I just can’t get enough of Angelique Kidjo. I’d temporarily forgotten how much I love this record. I have to say that one of the reasons I have such a soft spot for Kidjo is because she was one of the first artists I discovered for myself as a young adult (back in the days when you could go to the neighborhood record store and find samples and recommendations.) That’s always a special feeling, when you discover something that nobody else in your circle knows about. Kidjo’s records have been a constant for me ever since. She is someone I can listen to at any time, listen to all day, and always feel good listening to.
Are you not all up on the history of the Philippines? Especially what went on there in the 1970’s under the rule of Ferdinand Marcos? Well, you need to get caught up. It would greatly help you understand the context of David Byrne’s Here Lies Love. This song, for instance, is about that time in 1972 when President Marcos placed the country under martial law. It may be news to you, but it lasted more than a decade and Filipinos don’t remember those years too fondly. Of course, these are not things you would expect to hear about on a pop record, and of course, only a crazy David Byrne type could ever cook up such a concept.
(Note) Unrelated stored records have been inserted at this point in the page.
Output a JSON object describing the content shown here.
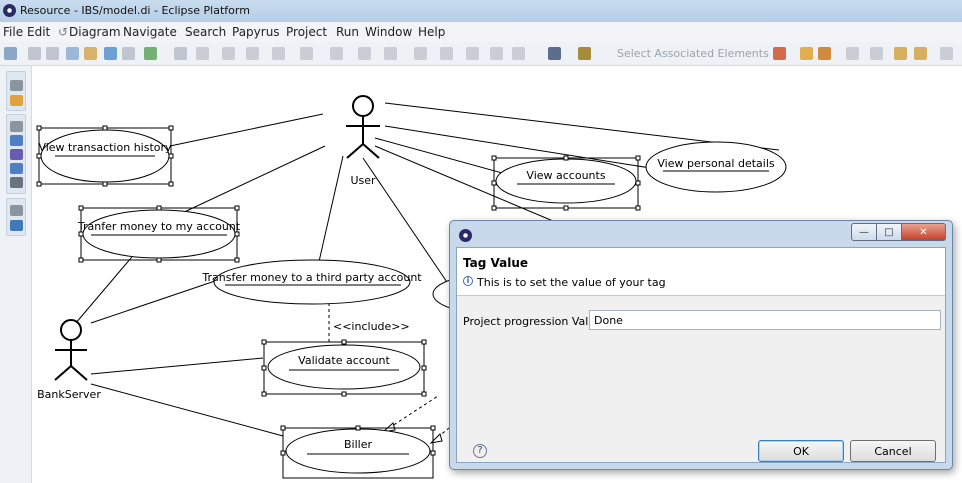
{
  "window": {
    "title": "Resource - IBS/model.di - Eclipse Platform"
  },
  "menu": [
    "File",
    "Edit",
    "Diagram",
    "Navigate",
    "Search",
    "Papyrus",
    "Project",
    "Run",
    "Window",
    "Help"
  ],
  "toolbar": {
    "select_associated": "Select Associated Elements"
  },
  "diagram": {
    "actors": {
      "user": "User",
      "bank_server": "BankServer"
    },
    "use_cases": {
      "view_transaction_history": "View transaction history",
      "view_accounts": "View accounts",
      "view_personal_details": "View personal details",
      "transfer_my_account": "Tranfer money to my account",
      "transfer_third_party": "Transfer money to a third party account",
      "validate_account": "Validate account",
      "biller": "Biller"
    },
    "include_label": "<<include>>"
  },
  "dialog": {
    "header_title": "Tag Value",
    "header_message": "This is to set the value of your tag",
    "field_label": "Project progression Value",
    "field_value": "Done",
    "ok_label": "OK",
    "cancel_label": "Cancel",
    "help_glyph": "?",
    "info_glyph": "i"
  },
  "colors": {
    "titlebar": "#c9dcef",
    "dialog_frame": "#c8d9ec",
    "close_button": "#c4432b"
  }
}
However, please view it as an opportunity to learn more about a period of 20th century history that goes under-reported in the Western educational curriculum. It is a lesson in the frailty of human nature in the face of the corrupting influence of power, and the road to hell being paved with idealistic intentions. Thanks to David Byrne, Fatboy Slim and Natalie Merchant, you can dance to it.
Morrissey is known for a lot of things, but indulging in sprawling six minute experimental songs with drum solos is not one of them. Yet here it is, the sprawling indulgent drum solo and the nearly seven minutes. With what I’m understanding as a disapproving message about the perils of plastic surgery (could be anything though.) Coincidentally or not, in 1995 it seems that a lot of people were sick to their back teeth of Morrissey, and his experimental opus got a chilly reception. What followed was a lengthy fallow period, and of course, the triumphant comeback. But obscure mid-90’s Morrissey is still worth exploring, because extravagant minute counts aside, he never really left his topical discomfort zone.